From the 18th January until the 3rd March 2007, the wording on the rear of metcards was altered to remind patrons of the imminent removal of Zone 3:


Ticket vending machines and station BOM's were both reprogrammed such that they would not sell monthly tickets with a Zone 3 component that would expire after March 3rd. It was originally intended that the same procedure would be applied to weekly tickets (whose sales are much greater). However it was realised that this would disrupt the purchasing habits of so many people, forcing them to que on Monday morning March 5th, that the situation would be intolerable. A special procedure was devised for refunding or replacing tickets witha Zone 3 component but not for tickets available solely in Zone 3 which are now valid in the extended Zone 2. From Sunday 4th March, ticket vending machines would not sell any Zone 3 tickets. If Zone 3 was pressed during the ticket selection process, the machines simply continued to display the "select zone" message. The fascia of TVM's have not been altered, however a number have had hand written notices affixed. Also from the 4th March, the numeral "3" no longer appeared as part of the printing process on any metcards. This has had an effect on the provision of zonal information on the rear of several BOM-generated metcards where Zone 3 was always shown as part of the standard availability of these tickets, namely Sunday Saver and Group Traveller.

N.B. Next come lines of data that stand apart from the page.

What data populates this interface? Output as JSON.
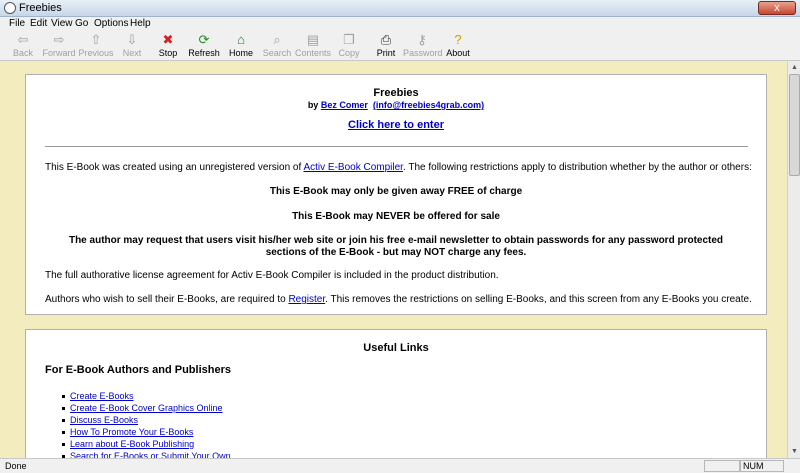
{
  "window": {
    "title": "Freebies",
    "close": "x"
  },
  "menu": [
    "File",
    "Edit",
    "View",
    "Go",
    "Options",
    "Help"
  ],
  "toolbar": [
    {
      "label": "Back",
      "icon": "back-arrow-icon",
      "glyph": "⇦",
      "enabled": false
    },
    {
      "label": "Forward",
      "icon": "forward-arrow-icon",
      "glyph": "⇨",
      "enabled": false
    },
    {
      "label": "Previous",
      "icon": "up-arrow-icon",
      "glyph": "⇧",
      "enabled": false
    },
    {
      "label": "Next",
      "icon": "down-arrow-icon",
      "glyph": "⇩",
      "enabled": false
    },
    {
      "label": "Stop",
      "icon": "stop-icon",
      "glyph": "✖",
      "enabled": true,
      "color": "#d81e1e"
    },
    {
      "label": "Refresh",
      "icon": "refresh-icon",
      "glyph": "⟳",
      "enabled": true,
      "color": "#2a8a2a"
    },
    {
      "label": "Home",
      "icon": "home-icon",
      "glyph": "⌂",
      "enabled": true,
      "color": "#2a7a2a"
    },
    {
      "label": "Search",
      "icon": "search-icon",
      "glyph": "⌕",
      "enabled": false
    },
    {
      "label": "Contents",
      "icon": "contents-icon",
      "glyph": "▤",
      "enabled": false
    },
    {
      "label": "Copy",
      "icon": "copy-icon",
      "glyph": "❐",
      "enabled": false
    },
    {
      "label": "Print",
      "icon": "printer-icon",
      "glyph": "⎙",
      "enabled": true,
      "color": "#333333"
    },
    {
      "label": "Password",
      "icon": "key-icon",
      "glyph": "⚷",
      "enabled": false
    },
    {
      "label": "About",
      "icon": "help-icon",
      "glyph": "?",
      "enabled": true,
      "color": "#c8a000"
    }
  ],
  "content": {
    "title": "Freebies",
    "by": "by",
    "author": "Bez Comer",
    "email": "(info@freebies4grab.com)",
    "enter": "Click here to enter",
    "intro_pre": "This E-Book was created using an unregistered version of",
    "compiler_link": "Activ E-Book Compiler",
    "intro_post": ". The following restrictions apply to distribution whether by the author or others:",
    "r1": "This E-Book may only be given away FREE of charge",
    "r2": "This E-Book may NEVER be offered for sale",
    "r3a": "The author may request that users visit his/her web site or join his free e-mail newsletter to obtain passwords for any password protected",
    "r3b": "sections of the E-Book - but may NOT charge any fees.",
    "license": "The full authorative license agreement for Activ E-Book Compiler is included in the product distribution.",
    "sell_pre": "Authors who wish to sell their E-Books, are required to",
    "register": "Register",
    "sell_post": ". This removes the restrictions on selling E-Books, and this screen from any E-Books you create.",
    "useful": "Useful Links",
    "for_authors": "For E-Book Authors and Publishers",
    "links": [
      "Create E-Books",
      "Create E-Book Cover Graphics Online",
      "Discuss E-Books",
      "How To Promote Your E-Books",
      "Learn about E-Book Publishing",
      "Search for E-Books or Submit Your Own"
    ]
  },
  "status": {
    "text": "Done",
    "num": "NUM"
  }
}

Throughout the retail outlet network, all metcards valid for travel in Zone 3 were withdrawn. A new Sunday Saver for Zone 1/2 has appeared. The Fares and Travelling Guide booklet has also been reprinted (dated March 2007) with a similar cover to the 2006 issue. These copies should be treated only as an interim product as they will be replaced effective with the fare rise on Sunday 3rd June 2007.

Lastly, there is perhaps one final consideration that could be given towards the removal of Zone 3 and that is, having now done so, it reduces the recognition and data processing requirements of the forthcoming "myki" smartcard fare payment system.